## Supplied information
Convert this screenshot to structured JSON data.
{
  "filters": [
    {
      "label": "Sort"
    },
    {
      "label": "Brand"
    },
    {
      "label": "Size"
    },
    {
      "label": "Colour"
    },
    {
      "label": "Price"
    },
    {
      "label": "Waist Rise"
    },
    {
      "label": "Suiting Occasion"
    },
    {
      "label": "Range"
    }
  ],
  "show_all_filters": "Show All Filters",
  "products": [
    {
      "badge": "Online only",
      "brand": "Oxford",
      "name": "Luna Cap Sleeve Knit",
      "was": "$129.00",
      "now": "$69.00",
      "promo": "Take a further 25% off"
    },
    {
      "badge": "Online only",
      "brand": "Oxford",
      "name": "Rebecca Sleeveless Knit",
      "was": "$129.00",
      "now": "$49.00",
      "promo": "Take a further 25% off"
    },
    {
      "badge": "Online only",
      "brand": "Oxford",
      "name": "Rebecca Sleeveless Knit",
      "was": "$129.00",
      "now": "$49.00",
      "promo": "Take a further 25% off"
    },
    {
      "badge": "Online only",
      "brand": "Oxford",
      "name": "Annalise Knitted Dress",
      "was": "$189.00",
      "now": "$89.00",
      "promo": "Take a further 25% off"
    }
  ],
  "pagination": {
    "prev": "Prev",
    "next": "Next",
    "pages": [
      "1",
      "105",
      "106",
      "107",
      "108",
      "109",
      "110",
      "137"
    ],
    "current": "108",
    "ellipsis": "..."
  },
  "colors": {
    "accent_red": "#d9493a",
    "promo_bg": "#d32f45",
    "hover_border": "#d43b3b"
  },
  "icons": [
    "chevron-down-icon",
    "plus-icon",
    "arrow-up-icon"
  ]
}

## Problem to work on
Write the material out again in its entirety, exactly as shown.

## Task output
Convert this screenshot to structured JSON data.
{
  "filters": [
    {
      "label": "Sort"
    },
    {
      "label": "Brand"
    },
    {
      "label": "Size"
    },
    {
      "label": "Colour"
    },
    {
      "label": "Price"
    },
    {
      "label": "Waist Rise"
    },
    {
      "label": "Suiting Occasion"
    },
    {
      "label": "Range"
    }
  ],
  "show_all_filters": "Show All Filters",
  "products": [
    {
      "badge": "Online only",
      "brand": "Oxford",
      "name": "Luna Cap Sleeve Knit",
      "was": "$129.00",
      "now": "$69.00",
      "promo": "Take a further 25% off"
    },
    {
      "badge": "Online only",
      "brand": "Oxford",
      "name": "Rebecca Sleeveless Knit",
      "was": "$129.00",
      "now": "$49.00",
      "promo": "Take a further 25% off"
    },
    {
      "badge": "Online only",
      "brand": "Oxford",
      "name": "Rebecca Sleeveless Knit",
      "was": "$129.00",
      "now": "$49.00",
      "promo": "Take a further 25% off"
    },
    {
      "badge": "Online only",
      "brand": "Oxford",
      "name": "Annalise Knitted Dress",
      "was": "$189.00",
      "now": "$89.00",
      "promo": "Take a further 25% off"
    }
  ],
  "pagination": {
    "prev": "Prev",
    "next": "Next",
    "pages": [
      "1",
      "105",
      "106",
      "107",
      "108",
      "109",
      "110",
      "137"
    ],
    "current": "108",
    "ellipsis": "..."
  },
  "colors": {
    "accent_red": "#d9493a",
    "promo_bg": "#d32f45",
    "hover_border": "#d43b3b"
  },
  "icons": [
    "chevron-down-icon",
    "plus-icon",
    "arrow-up-icon"
  ]
}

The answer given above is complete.